It’s unclear who the “many” injured victims are; the Capitol Police department—a federal agency that first promoted the lie about Brian Sicknick and acts as a propaganda arm of the Democratic Party—refuses to furnish a list of injured police officers and objects to the release of video captured inside the Capitol on January 6.
No, a “mob” did not “forcibly” enter the building. Yes, protestors and other unidentified thugs in certain areas of the Capitol without question were there to cause trouble. Several rightfully have been charged with assaulting police officers and vandalizing property. But hundreds entered the Capitol peacefully and caused no damage. And congressional activity was interrupted for roughly six hours; the official certification occurred a mere 14 hours after the “riot,” as the Oversight Board described it, began.

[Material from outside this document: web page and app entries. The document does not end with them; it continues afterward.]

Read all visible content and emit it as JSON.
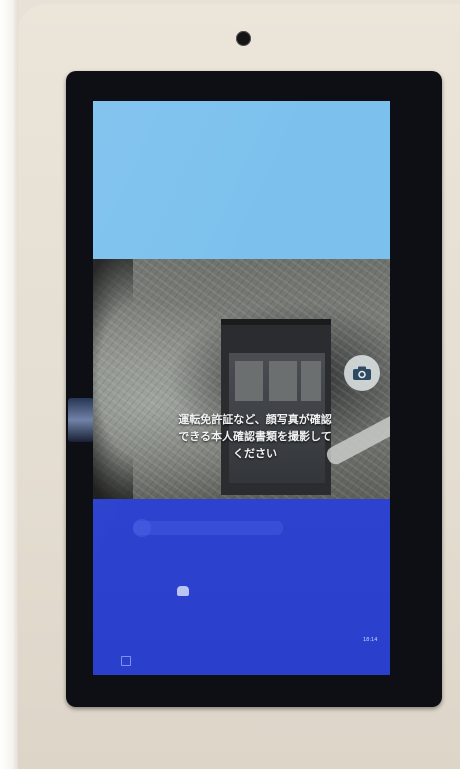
{
  "kiosk": {
    "camera_screen": {
      "instruction_lines": [
        "運転免許証など、顔写真が確認",
        "できる本人確認書類を撮影して",
        "ください"
      ],
      "shutter_icon": "camera-icon"
    },
    "status_bar": {
      "time": "18:14"
    },
    "colors": {
      "top_panel": "#7cc1ee",
      "bottom_panel": "#2a40d0",
      "bezel": "#0e0f14",
      "body": "#e7e1d7"
    }
  }
}
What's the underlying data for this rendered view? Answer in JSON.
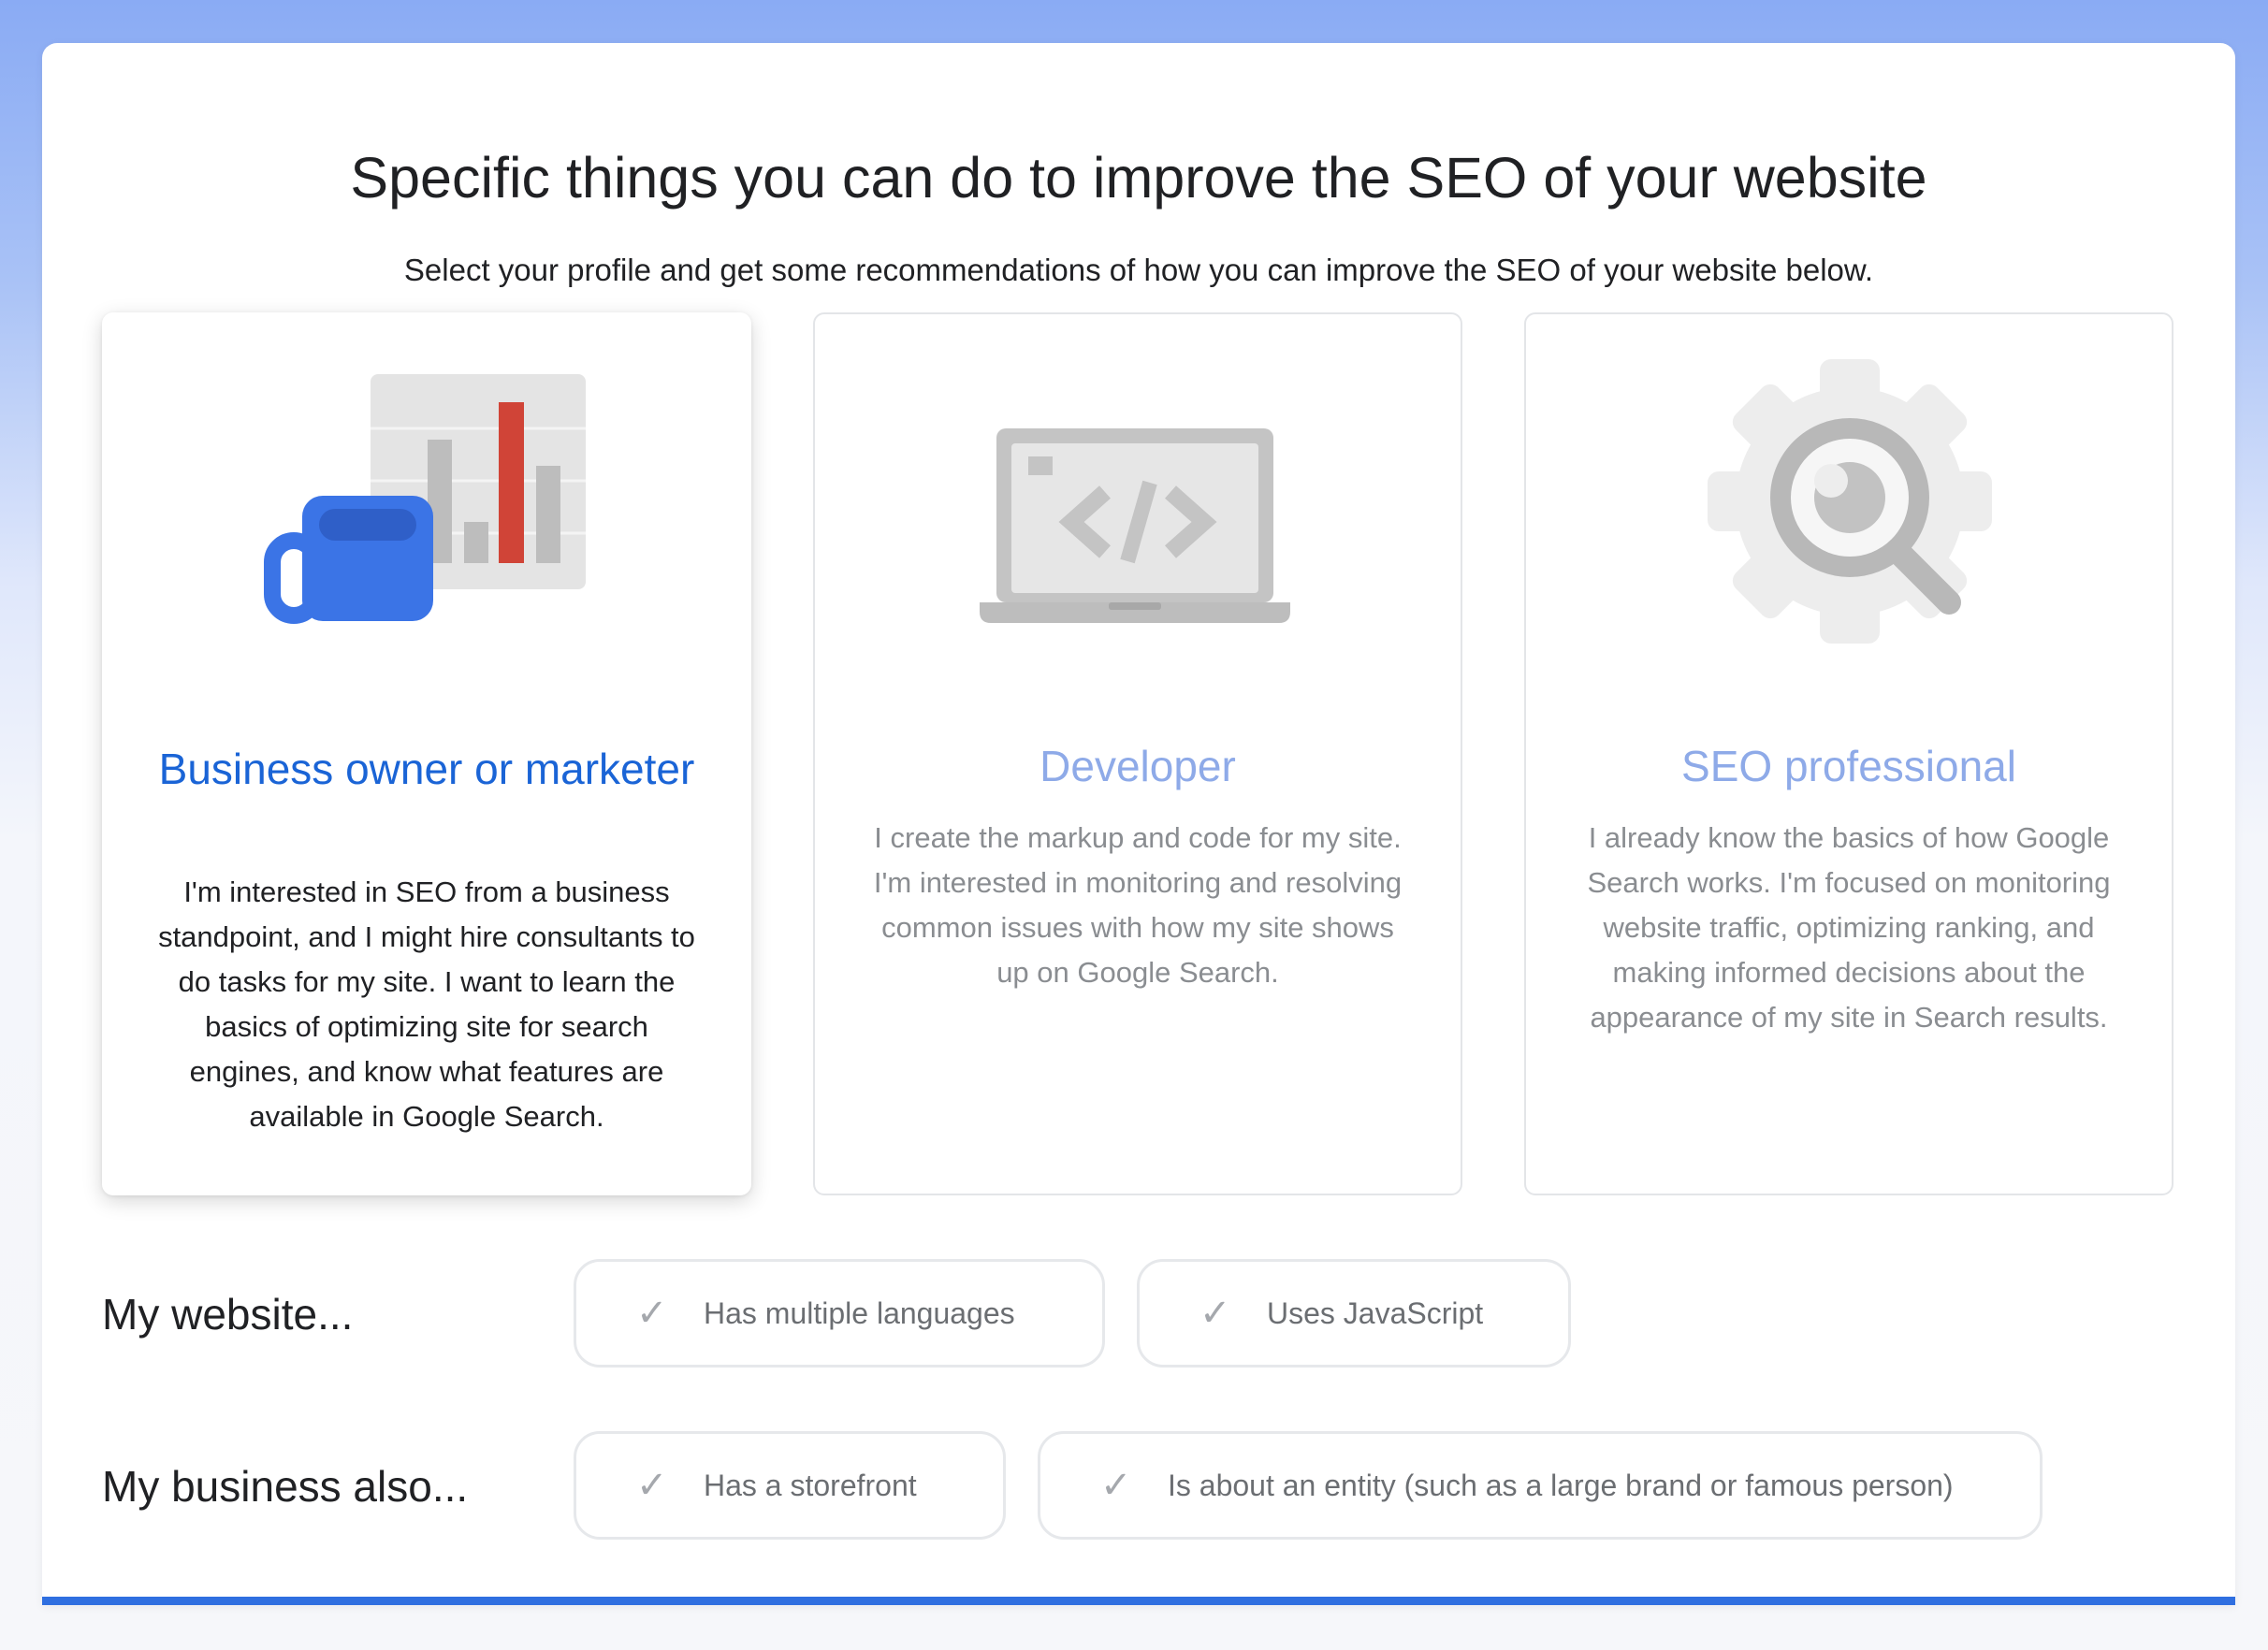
{
  "header": {
    "title": "Specific things you can do to improve the SEO of your website",
    "subtitle": "Select your profile and get some recommendations of how you can improve the SEO of your website below."
  },
  "profiles": [
    {
      "title": "Business owner or marketer",
      "description": "I'm interested in SEO from a business standpoint, and I might hire consultants to do tasks for my site. I want to learn the basics of optimizing site for search engines, and know what features are available in Google Search.",
      "icon": "mug-and-bar-chart-icon",
      "selected": true
    },
    {
      "title": "Developer",
      "description": "I create the markup and code for my site. I'm interested in monitoring and resolving common issues with how my site shows up on Google Search.",
      "icon": "laptop-code-icon",
      "selected": false
    },
    {
      "title": "SEO professional",
      "description": "I already know the basics of how Google Search works. I'm focused on monitoring website traffic, optimizing ranking, and making informed decisions about the appearance of my site in Search results.",
      "icon": "gear-magnifier-icon",
      "selected": false
    }
  ],
  "website_filters": {
    "label": "My website...",
    "options": [
      "Has multiple languages",
      "Uses JavaScript"
    ]
  },
  "business_filters": {
    "label": "My business also...",
    "options": [
      "Has a storefront",
      "Is about an entity (such as a large brand or famous person)"
    ]
  },
  "check_glyph": "✓",
  "colors": {
    "accent": "#1a64d6",
    "accent_inactive": "#8eaae8",
    "chart_red": "#d04437",
    "mug_blue": "#3b74e6",
    "bar": "#2f6fe0"
  }
}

Facebook overlords also helped extend the company’s biased involvement in the 2020 election. (Zuckerberg donated hundreds of millions last year to help rig the election in favor of Democrats.) Trump, the board opined, posted content that supported the “unfounded narrative of electoral fraud.” Far from “unfounded,” massive amounts of evidence exist to show elections in swing states were compromised at best, corrupt at worst. Unlawful activity in states such as Pennsylvania and Wisconsin undoubtedly helped Joe Biden win those electoral votes; an audit of ballots in Maricopa County now is underway. Election reform measures in Republican-run states are intended to prevent another 2020-like electoral disaster in 2022 and beyond.
The board’s statement is just the latest example of how the Left is using January 6 to silence dissent about the outcome of the 2020 election—to crush the “Big Lie” that the election was stolen from Donald Trump, as I explained here. And despite nonstop intimidation tactics to bully Republican voters into believing the election was legitimate, the overwhelming majority refuse to submit.
So stopping Donald Trump isn’t the Left’s only goal anymore. Big Tech continues to partner with Democrats to target average Trump supporters including those arrested, detained, and prosecuted for minor crimes related to January 6. (Google just helped the feds identify a January 6 “trespasser, “a national guardsman from Wisconsin, by confirming his whereabouts inside the Capitol.)
The board made several recommendations aimed at canceling users who dare to openly defy the approved groupthink about the election and the Capitol protest. Facebook executives, according to the board, should “undertake a comprehensive review of Facebook’s potential contribution to the narrative of electoral fraud and the exacerbated tensions that culminated in the violence in the United States on January 6. This should be an open reflection on the design and policy choices that Facebook has made that may allow its platform to be abused.”
High-profile influencers on the Right will remain in Big Tech’s crosshairs. “The Board stated that it is not always useful to draw a firm distinction between political leaders and other influential users, recognizing that other users with large audiences can also contribute to serious risks of harm.”
The board’s decision is prompting the usual—and useless—outrage from Republican lawmakers. But as many have pointed out, Republicans had plenty of chances to rein in these tech tyrants. They refused; and undoubtedly, they’re all next on the proverbial social media chopping block.